Aim of the exercise: Would you print the full listing word for word?

=== Entries provided ===

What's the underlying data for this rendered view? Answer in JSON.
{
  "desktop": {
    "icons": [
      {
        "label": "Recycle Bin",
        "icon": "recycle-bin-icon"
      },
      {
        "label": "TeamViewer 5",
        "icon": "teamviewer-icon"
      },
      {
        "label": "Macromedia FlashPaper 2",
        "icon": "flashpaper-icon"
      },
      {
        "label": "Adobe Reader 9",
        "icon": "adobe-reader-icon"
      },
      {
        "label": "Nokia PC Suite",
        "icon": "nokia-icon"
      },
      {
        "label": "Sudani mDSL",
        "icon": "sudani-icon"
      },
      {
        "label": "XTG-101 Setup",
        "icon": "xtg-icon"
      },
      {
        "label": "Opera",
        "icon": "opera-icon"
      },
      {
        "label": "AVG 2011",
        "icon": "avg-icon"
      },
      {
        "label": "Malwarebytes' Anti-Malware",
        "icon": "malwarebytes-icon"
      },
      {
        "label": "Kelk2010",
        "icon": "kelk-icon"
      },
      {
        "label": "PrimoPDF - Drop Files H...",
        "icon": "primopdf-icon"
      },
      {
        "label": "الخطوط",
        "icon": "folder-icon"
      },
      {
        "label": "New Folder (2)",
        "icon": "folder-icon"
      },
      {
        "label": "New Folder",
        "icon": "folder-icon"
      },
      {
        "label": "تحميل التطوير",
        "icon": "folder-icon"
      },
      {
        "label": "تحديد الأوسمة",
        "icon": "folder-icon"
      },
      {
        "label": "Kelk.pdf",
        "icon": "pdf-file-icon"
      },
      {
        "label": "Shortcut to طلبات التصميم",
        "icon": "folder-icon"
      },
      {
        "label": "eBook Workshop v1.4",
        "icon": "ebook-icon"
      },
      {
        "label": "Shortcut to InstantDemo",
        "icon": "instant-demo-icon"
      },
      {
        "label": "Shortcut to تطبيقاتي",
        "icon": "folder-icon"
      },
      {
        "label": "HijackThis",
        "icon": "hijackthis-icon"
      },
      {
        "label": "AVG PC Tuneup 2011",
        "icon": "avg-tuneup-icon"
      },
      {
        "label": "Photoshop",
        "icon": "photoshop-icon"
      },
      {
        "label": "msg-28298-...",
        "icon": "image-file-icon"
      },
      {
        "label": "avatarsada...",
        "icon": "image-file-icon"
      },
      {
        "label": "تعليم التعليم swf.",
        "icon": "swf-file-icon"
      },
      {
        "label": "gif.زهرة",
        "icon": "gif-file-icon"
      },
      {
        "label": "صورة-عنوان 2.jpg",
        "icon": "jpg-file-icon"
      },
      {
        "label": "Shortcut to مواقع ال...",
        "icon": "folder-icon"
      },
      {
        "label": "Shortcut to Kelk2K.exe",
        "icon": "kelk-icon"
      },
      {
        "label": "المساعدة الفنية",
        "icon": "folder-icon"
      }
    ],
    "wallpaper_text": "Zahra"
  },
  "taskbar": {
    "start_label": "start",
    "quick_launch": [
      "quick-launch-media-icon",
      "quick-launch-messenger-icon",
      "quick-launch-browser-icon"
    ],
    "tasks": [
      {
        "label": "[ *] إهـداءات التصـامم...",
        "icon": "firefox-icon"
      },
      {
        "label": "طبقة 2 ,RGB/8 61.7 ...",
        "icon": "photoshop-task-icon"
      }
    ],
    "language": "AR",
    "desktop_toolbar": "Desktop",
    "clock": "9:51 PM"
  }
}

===

Solution for this problem:
What's the underlying data for this rendered view? Answer in JSON.
{
  "desktop": {
    "icons": [
      {
        "label": "Recycle Bin",
        "icon": "recycle-bin-icon"
      },
      {
        "label": "TeamViewer 5",
        "icon": "teamviewer-icon"
      },
      {
        "label": "Macromedia FlashPaper 2",
        "icon": "flashpaper-icon"
      },
      {
        "label": "Adobe Reader 9",
        "icon": "adobe-reader-icon"
      },
      {
        "label": "Nokia PC Suite",
        "icon": "nokia-icon"
      },
      {
        "label": "Sudani mDSL",
        "icon": "sudani-icon"
      },
      {
        "label": "XTG-101 Setup",
        "icon": "xtg-icon"
      },
      {
        "label": "Opera",
        "icon": "opera-icon"
      },
      {
        "label": "AVG 2011",
        "icon": "avg-icon"
      },
      {
        "label": "Malwarebytes' Anti-Malware",
        "icon": "malwarebytes-icon"
      },
      {
        "label": "Kelk2010",
        "icon": "kelk-icon"
      },
      {
        "label": "PrimoPDF - Drop Files H...",
        "icon": "primopdf-icon"
      },
      {
        "label": "الخطوط",
        "icon": "folder-icon"
      },
      {
        "label": "New Folder (2)",
        "icon": "folder-icon"
      },
      {
        "label": "New Folder",
        "icon": "folder-icon"
      },
      {
        "label": "تحميل التطوير",
        "icon": "folder-icon"
      },
      {
        "label": "تحديد الأوسمة",
        "icon": "folder-icon"
      },
      {
        "label": "Kelk.pdf",
        "icon": "pdf-file-icon"
      },
      {
        "label": "Shortcut to طلبات التصميم",
        "icon": "folder-icon"
      },
      {
        "label": "eBook Workshop v1.4",
        "icon": "ebook-icon"
      },
      {
        "label": "Shortcut to InstantDemo",
        "icon": "instant-demo-icon"
      },
      {
        "label": "Shortcut to تطبيقاتي",
        "icon": "folder-icon"
      },
      {
        "label": "HijackThis",
        "icon": "hijackthis-icon"
      },
      {
        "label": "AVG PC Tuneup 2011",
        "icon": "avg-tuneup-icon"
      },
      {
        "label": "Photoshop",
        "icon": "photoshop-icon"
      },
      {
        "label": "msg-28298-...",
        "icon": "image-file-icon"
      },
      {
        "label": "avatarsada...",
        "icon": "image-file-icon"
      },
      {
        "label": "تعليم التعليم swf.",
        "icon": "swf-file-icon"
      },
      {
        "label": "gif.زهرة",
        "icon": "gif-file-icon"
      },
      {
        "label": "صورة-عنوان 2.jpg",
        "icon": "jpg-file-icon"
      },
      {
        "label": "Shortcut to مواقع ال...",
        "icon": "folder-icon"
      },
      {
        "label": "Shortcut to Kelk2K.exe",
        "icon": "kelk-icon"
      },
      {
        "label": "المساعدة الفنية",
        "icon": "folder-icon"
      }
    ],
    "wallpaper_text": "Zahra"
  },
  "taskbar": {
    "start_label": "start",
    "quick_launch": [
      "quick-launch-media-icon",
      "quick-launch-messenger-icon",
      "quick-launch-browser-icon"
    ],
    "tasks": [
      {
        "label": "[ *] إهـداءات التصـامم...",
        "icon": "firefox-icon"
      },
      {
        "label": "طبقة 2 ,RGB/8 61.7 ...",
        "icon": "photoshop-task-icon"
      }
    ],
    "language": "AR",
    "desktop_toolbar": "Desktop",
    "clock": "9:51 PM"
  }
}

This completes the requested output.